Doordash quietly funded the operations of 15-minute delivery app Fridge No More for more than a month while it considered buying part of the company — then pulled out at the last second, The Post has learned.
Before Fridge No More abruptly announced it was shutting down and laid off its 600 employees in New York and Boston on Thursday, the company had been financed almost entirely by money from Doordash since late January, according to sources and messages obtained by The Post.
Doordash swept in after Fridge No More had struggled to raise money and amid heated competition from other quick delivery apps including Gorillas, Gopuff, Getir, Jokr and Buyk, according to messages that Fridge No More co-founder and CEO Pavel Danilov sent to employees on Thursday.
Doordash’s infusion of cash allowed Fridge No More to keep operating while Doordash conducted due diligence ahead of the potential acquisition of parts of the company. Some Fridge No More employees even interviewed for jobs at Doordash.
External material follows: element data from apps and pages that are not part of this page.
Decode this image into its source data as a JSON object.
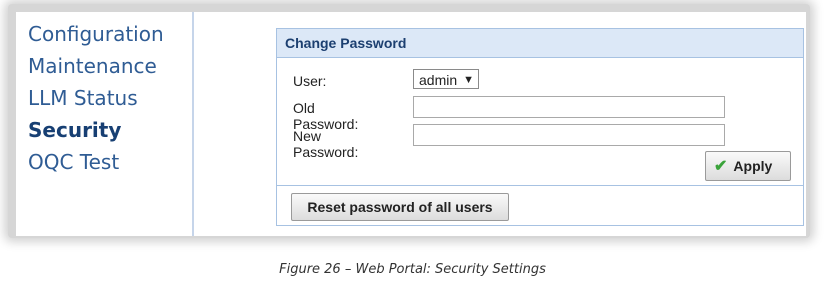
{
  "sidebar": {
    "items": [
      {
        "label": "Configuration",
        "active": false
      },
      {
        "label": "Maintenance",
        "active": false
      },
      {
        "label": "LLM Status",
        "active": false
      },
      {
        "label": "Security",
        "active": true
      },
      {
        "label": "OQC Test",
        "active": false
      }
    ]
  },
  "panel": {
    "title": "Change Password",
    "user_label": "User:",
    "user_value": "admin",
    "old_password_label": "Old Password:",
    "old_password_value": "",
    "new_password_label": "New Password:",
    "new_password_value": "",
    "apply_label": "Apply",
    "reset_label": "Reset password of all users"
  },
  "icons": {
    "apply": "checkmark-icon",
    "dropdown": "caret-down-icon"
  },
  "colors": {
    "nav_text": "#2f5c94",
    "nav_active": "#173f73",
    "panel_header_bg": "#dce8f7",
    "panel_border": "#a7c2e2",
    "apply_check": "#3aa33a"
  },
  "caption": "Figure 26 – Web Portal: Security Settings"
}
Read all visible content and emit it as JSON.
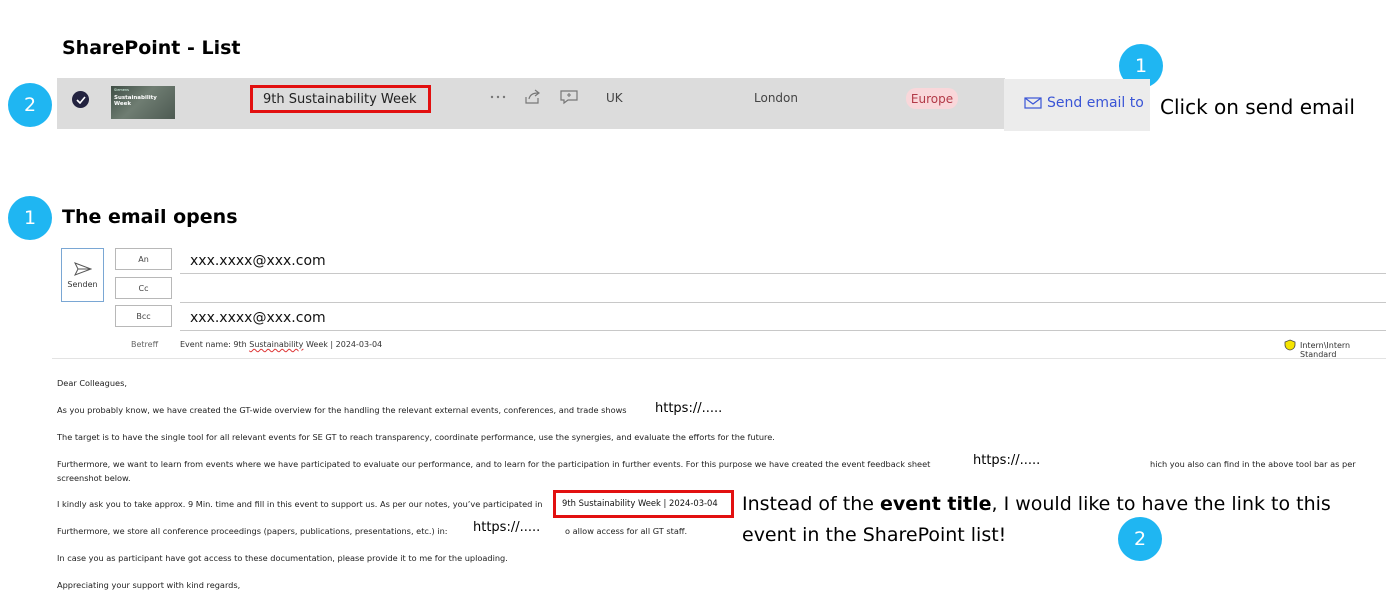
{
  "section1": {
    "title": "SharePoint - List"
  },
  "section2": {
    "title": "The email opens"
  },
  "badges": {
    "one": "1",
    "two": "2"
  },
  "list_row": {
    "thumbnail_title": "Sustainability Week",
    "thumbnail_kicker": "Siemens",
    "event_title": "9th Sustainability Week",
    "more_icon": "more-icon",
    "share_icon": "share-icon",
    "comment_icon": "comment-icon",
    "country": "UK",
    "city": "London",
    "region": "Europe",
    "send_email_label": "Send email to"
  },
  "callouts": {
    "click_send": "Click on send email",
    "instead_pre": "Instead of the ",
    "instead_bold": "event title",
    "instead_post": ", I would like to have the link to this event in the SharePoint list!"
  },
  "email": {
    "send_label": "Senden",
    "to_label": "An",
    "cc_label": "Cc",
    "bcc_label": "Bcc",
    "subject_label": "Betreff",
    "to_value": "xxx.xxxx@xxx.com",
    "cc_value": "",
    "bcc_value": "xxx.xxxx@xxx.com",
    "subject_prefix": "Event name: 9th ",
    "subject_underlined": "Sustainability",
    "subject_suffix": " Week | 2024-03-04",
    "sensitivity": "Intern\\Intern Standard",
    "colors": {
      "accent": "#1fb6f2",
      "highlight": "#e21010",
      "link": "#3a55d6"
    }
  },
  "body": {
    "greeting": "Dear Colleagues,",
    "p1": "As you probably know, we have created the GT-wide overview for the handling the relevant external events, conferences, and trade shows",
    "p1_url": "https://.....",
    "p2": "The target is to have the single tool for all relevant events for SE GT to reach transparency, coordinate performance, use the synergies, and evaluate the efforts for the future.",
    "p3a": "Furthermore, we want to learn from events where we have participated to evaluate our performance, and to learn for the participation in further events. For this purpose we have created the event feedback sheet",
    "p3_url": "https://.....",
    "p3b": "hich you also can find in the above tool bar as per",
    "p3c": "screenshot below.",
    "p4": "I kindly ask you to take approx. 9 Min. time and fill in this event to support us. As per our notes, you’ve participated in",
    "p4_event": "9th Sustainability Week | 2024-03-04",
    "p5a": "Furthermore, we store all conference proceedings (papers, publications, presentations, etc.) in:",
    "p5_url": "https://.....",
    "p5b": "o allow access for all GT staff.",
    "p6": "In case you as participant have got access to these documentation, please provide it to me for the uploading.",
    "p7": "Appreciating your support with kind regards,"
  }
}
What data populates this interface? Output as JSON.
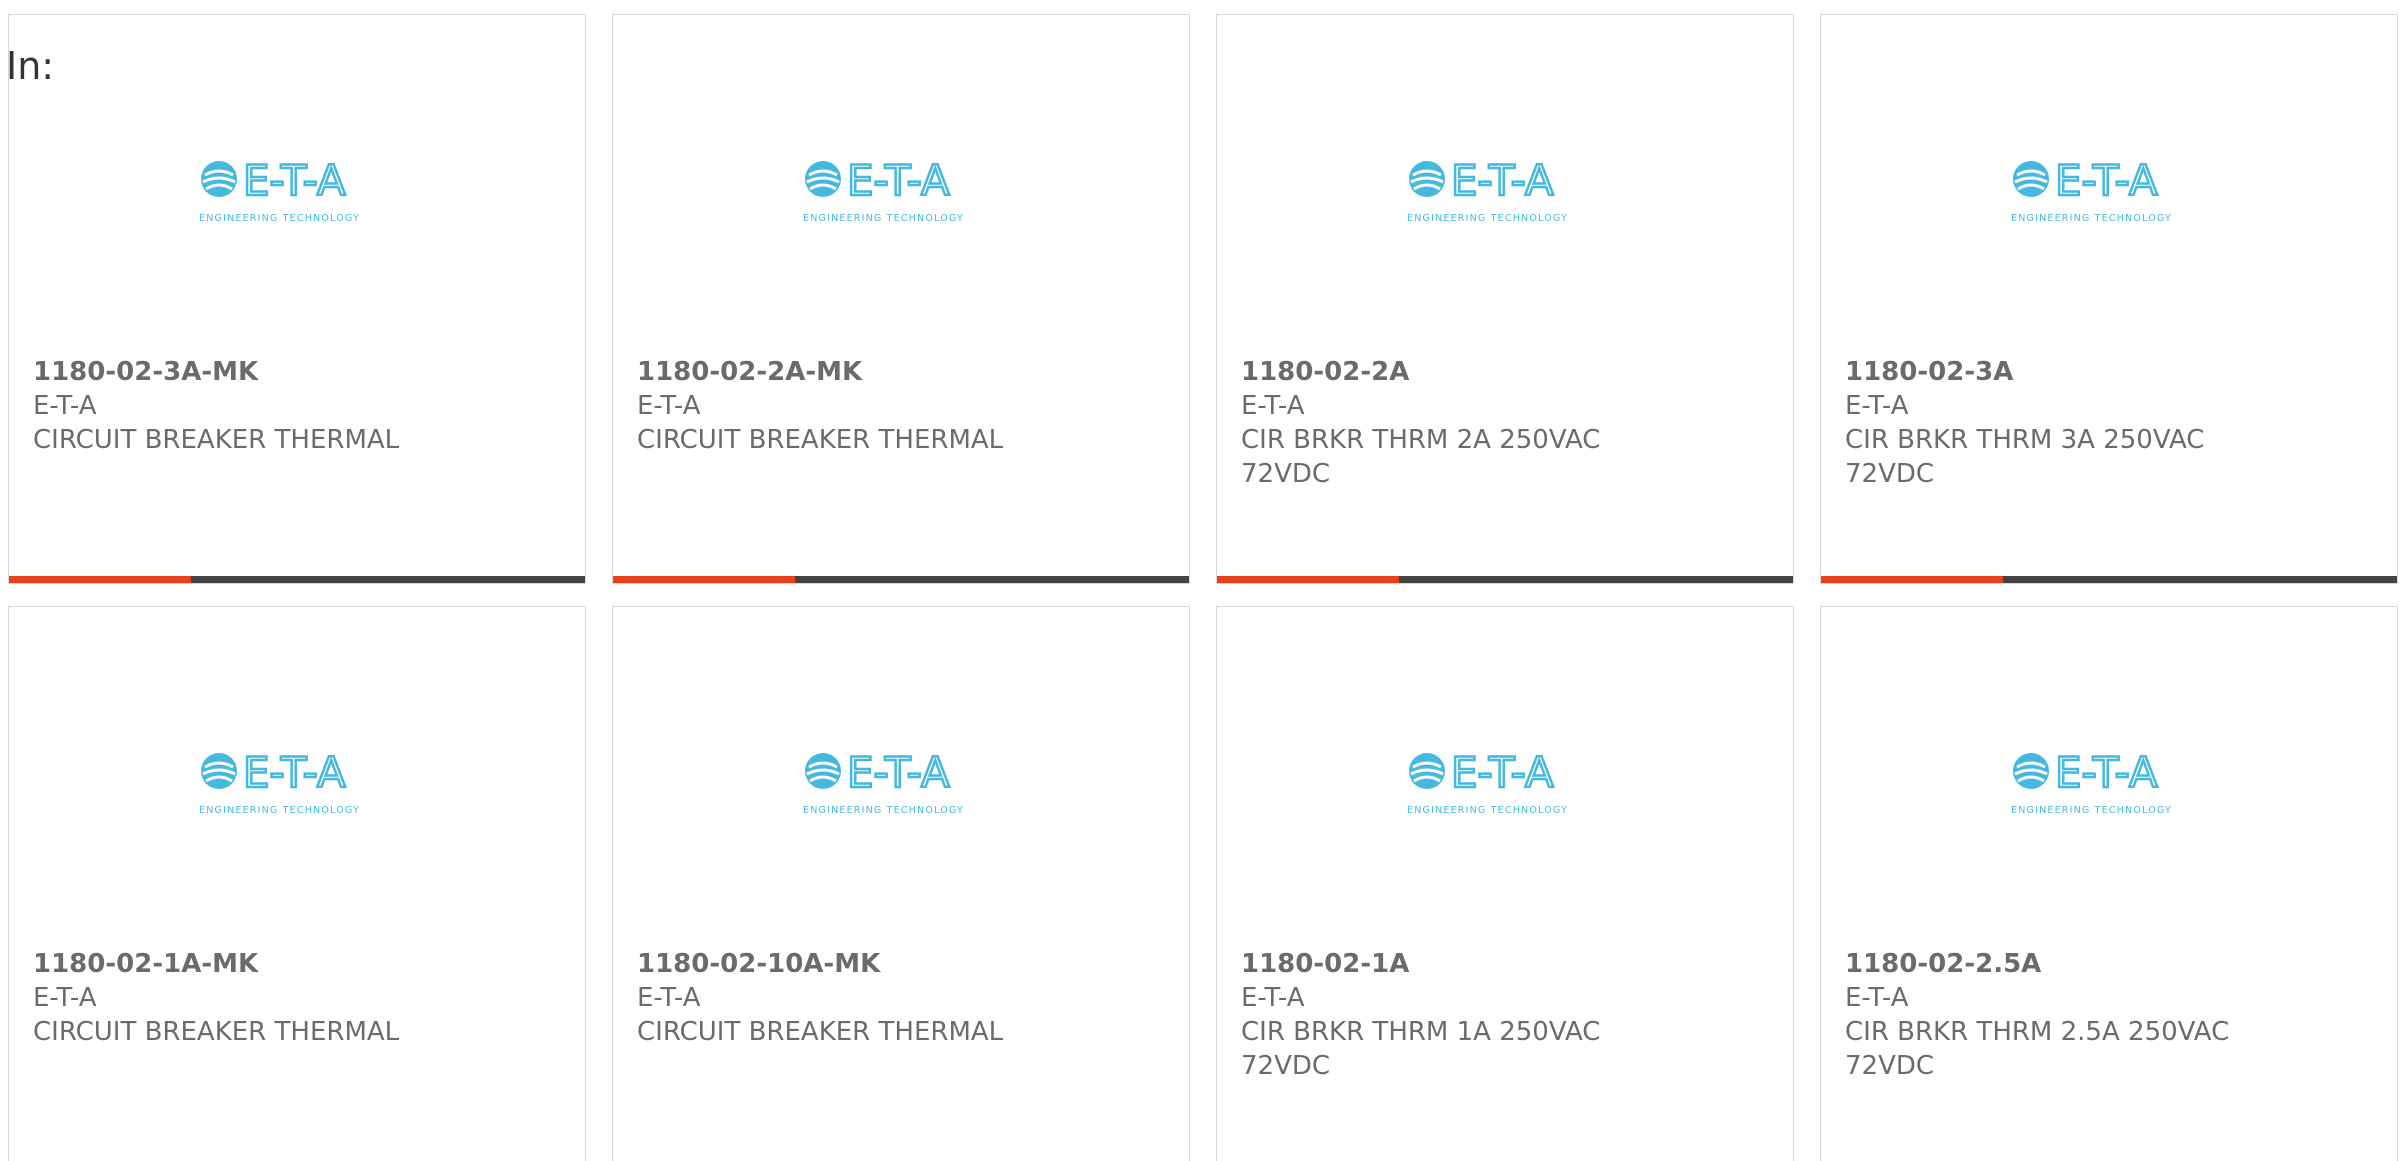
{
  "filter_label": "In:",
  "colors": {
    "accent": "#e8421c",
    "bar": "#444444",
    "logo": "#45b8e0",
    "text": "#6b6b6b",
    "border": "#d6d6d6"
  },
  "logo": {
    "mark": "E-T-A",
    "tagline": "ENGINEERING TECHNOLOGY",
    "icon": "eta-logo-icon"
  },
  "products": [
    {
      "part": "1180-02-3A-MK",
      "maker": "E-T-A",
      "desc": "CIRCUIT BREAKER THERMAL"
    },
    {
      "part": "1180-02-2A-MK",
      "maker": "E-T-A",
      "desc": "CIRCUIT BREAKER THERMAL"
    },
    {
      "part": "1180-02-2A",
      "maker": "E-T-A",
      "desc": "CIR BRKR THRM 2A 250VAC 72VDC"
    },
    {
      "part": "1180-02-3A",
      "maker": "E-T-A",
      "desc": "CIR BRKR THRM 3A 250VAC 72VDC"
    },
    {
      "part": "1180-02-1A-MK",
      "maker": "E-T-A",
      "desc": "CIRCUIT BREAKER THERMAL"
    },
    {
      "part": "1180-02-10A-MK",
      "maker": "E-T-A",
      "desc": "CIRCUIT BREAKER THERMAL"
    },
    {
      "part": "1180-02-1A",
      "maker": "E-T-A",
      "desc": "CIR BRKR THRM 1A 250VAC 72VDC"
    },
    {
      "part": "1180-02-2.5A",
      "maker": "E-T-A",
      "desc": "CIR BRKR THRM 2.5A 250VAC 72VDC"
    }
  ]
}
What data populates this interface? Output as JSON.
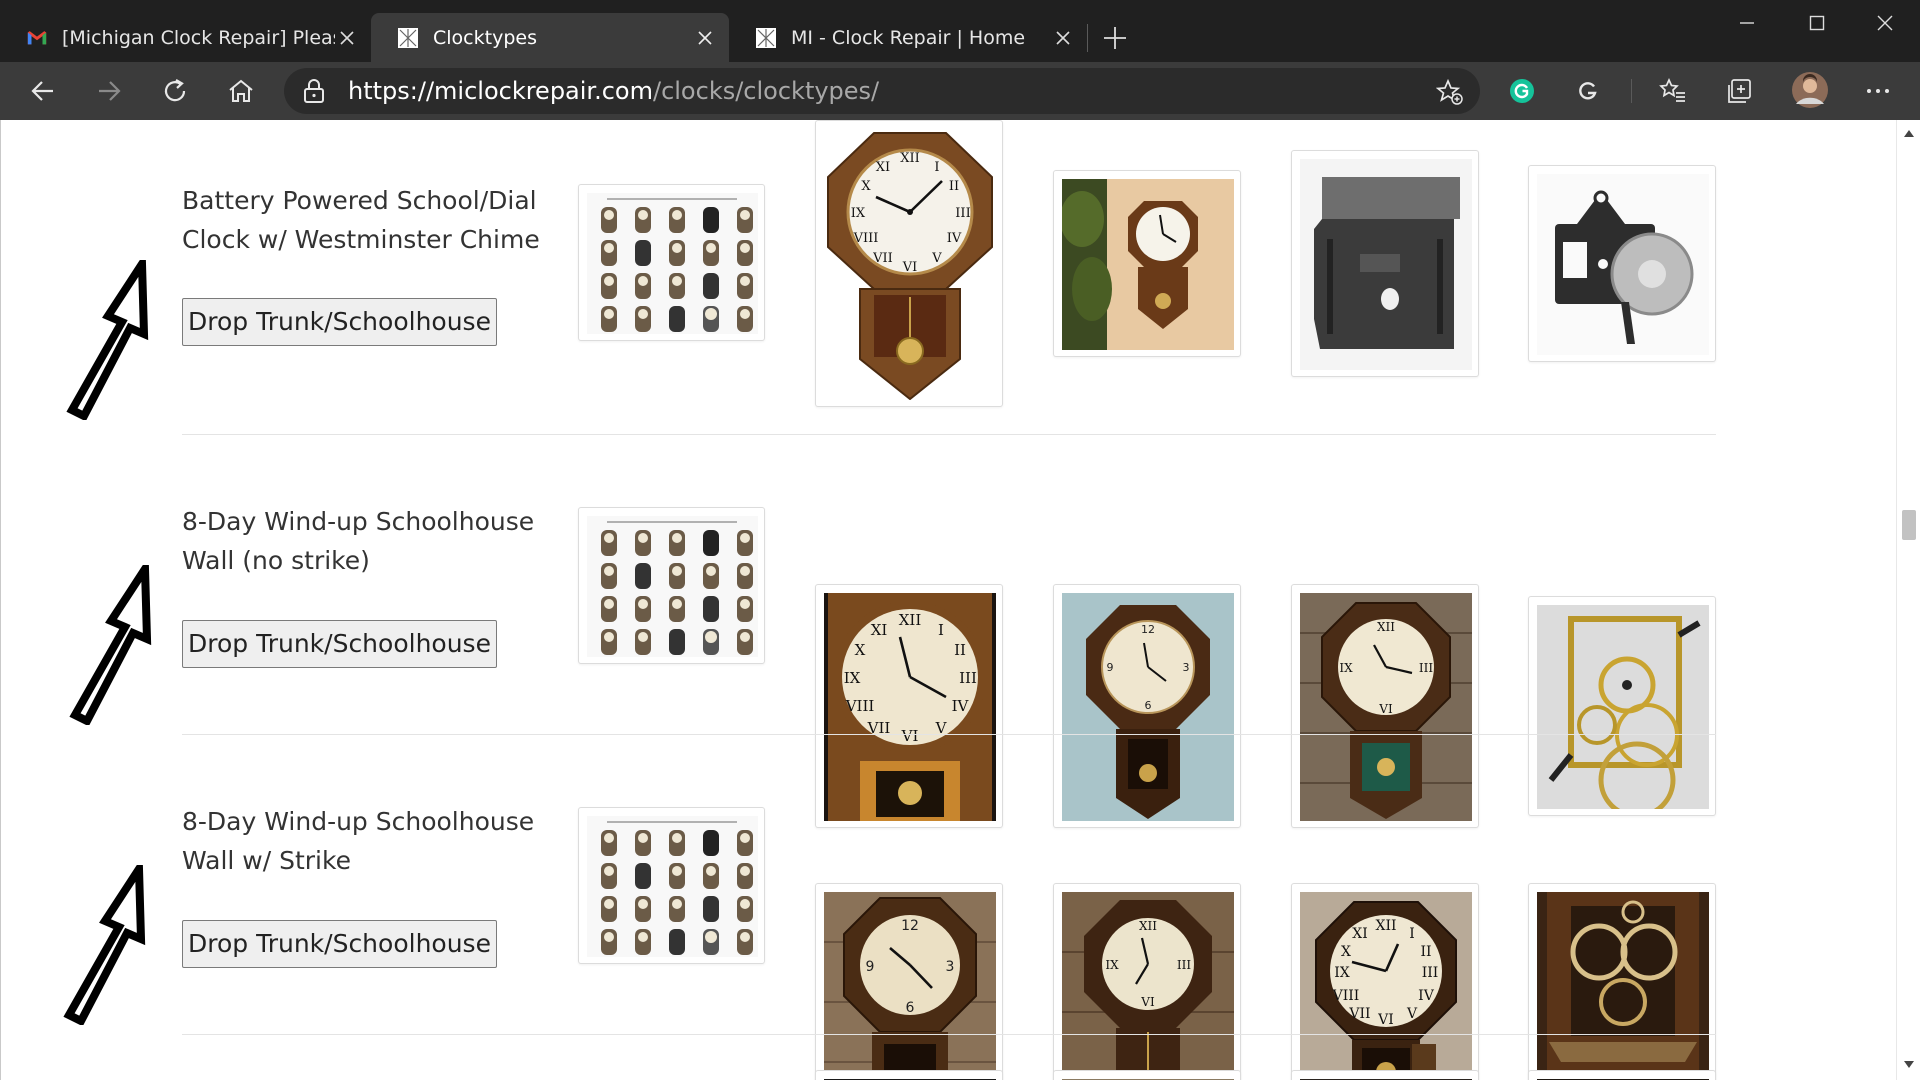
{
  "browser": {
    "tabs": [
      {
        "title": "[Michigan Clock Repair] Please C",
        "favicon": "gmail-icon"
      },
      {
        "title": "Clocktypes",
        "favicon": "site-icon",
        "active": true
      },
      {
        "title": "MI - Clock Repair | Home",
        "favicon": "site-icon"
      }
    ],
    "url_host": "https://miclockrepair.com",
    "url_path": "/clocks/clocktypes/"
  },
  "sections": [
    {
      "title": "Battery Powered School/Dial Clock w/ Westminster Chime",
      "button": "Drop Trunk/Schoolhouse"
    },
    {
      "title": "8-Day Wind-up Schoolhouse Wall (no strike)",
      "button": "Drop Trunk/Schoolhouse"
    },
    {
      "title": "8-Day Wind-up Schoolhouse Wall w/ Strike",
      "button": "Drop Trunk/Schoolhouse"
    }
  ],
  "colors": {
    "chrome_dark": "#202020",
    "chrome_bar": "#3b3b3b",
    "wood": "#7a4a22",
    "dial": "#f2eee2"
  }
}
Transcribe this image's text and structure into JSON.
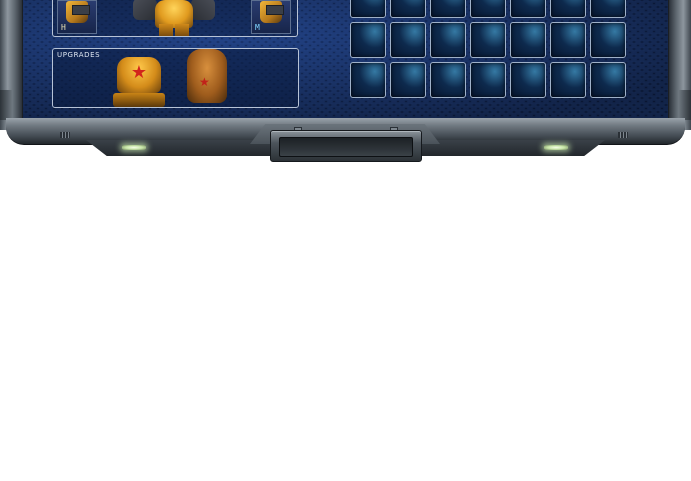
{
  "hero_panel": {
    "thumbnails": [
      {
        "letter": "H",
        "icon": "mech-hunter-icon",
        "letter_color": "#e9e3b5"
      },
      {
        "letter": "M",
        "icon": "mech-missile-icon",
        "letter_color": "#7fd6ff"
      }
    ],
    "hero_portrait": "gold-mech-portrait"
  },
  "upgrades_panel": {
    "label": "UPGRADES",
    "items": [
      {
        "icon": "red-star-mech-icon"
      },
      {
        "icon": "bronze-mech-icon"
      }
    ]
  },
  "inventory": {
    "rows": 3,
    "columns": 7,
    "slot_color": "#081a35",
    "slot_highlight": "#5ac8ff"
  },
  "frame": {
    "indicator_lights": [
      "left-status-light",
      "right-status-light"
    ],
    "center_control": "center-panel-button"
  },
  "colors": {
    "panel_background": "#0f2147",
    "frame_metal": "#6f7880",
    "border_light": "#b7c3d6",
    "mech_gold": "#e09a1e",
    "emblem_red": "#d2241c"
  }
}
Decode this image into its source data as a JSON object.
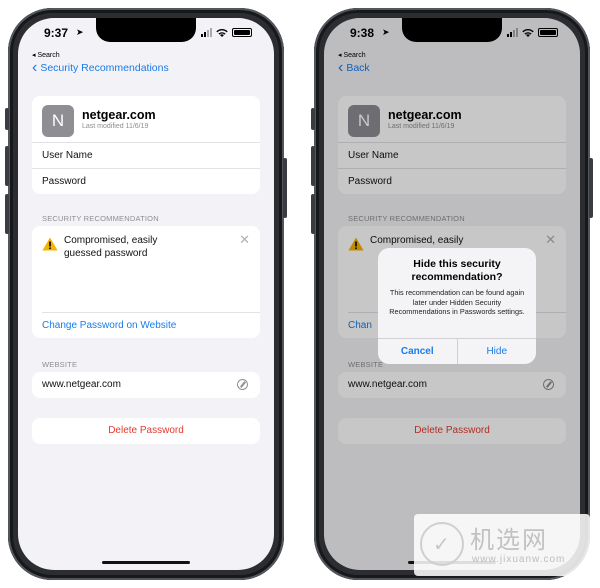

“We have had numerous meetings and calls with them, some of you had interviews,” Danilov wrote in Thursday’s message to employees. “Everything seemed to be going well and moving forward until Tuesday morning.”
Then on Wednesday, Doordash “unexpectedly cancelled the deal and stopped financing,” according to Danilov.
“I was not provided a detailed reason as to why,” he said.
Danilov did not mention Doordash by name in the messages, referring instead to an unnamed “promising strategic partner,” but The Post independently confirmed that Doordash was the company involved.
A source close to Doordash told The Post that “the talks ended due to multiple factors that arose during due diligence including operational issues that would have been costly and have taken months to remediate. These issues were communicated to the Fridge No More team.”
But a source close to Fridge No More’s leadership claimed that Doordash’s sudden withdrawal was due Danilov and co-founder Anton Gladkoborodov being from Russia — even though the source familiar said the founders did not support Vladimir Putin’s invasion of Ukraine.
“I think they did not want the PR of acquiring a company with Russian founders right now,” the source said. “What is really sad to me is they judge the guys not by who they were or what they stood for but by their country of birthplace.”
Doordash declined to comment on the record and Fridge No More did not respond to a request for comment.
The Post was the first to report on Thursday morning that Fridge No More was shutting down.
Another Russia-backed rapid delivery app, Buyk, furloughed 98% of its employees on Friday after US sanctions and restrictions on money leaving Russia snarled its funding.
Buyk CEO James Walker told furloughed employees on Thursday afternoon that Buyk had found a loan against its assets that would allow it to pay employees for the work they conducted before the company shut down. However, the company was not able to secure US financing so employees would all be terminated as of Friday, Walker said.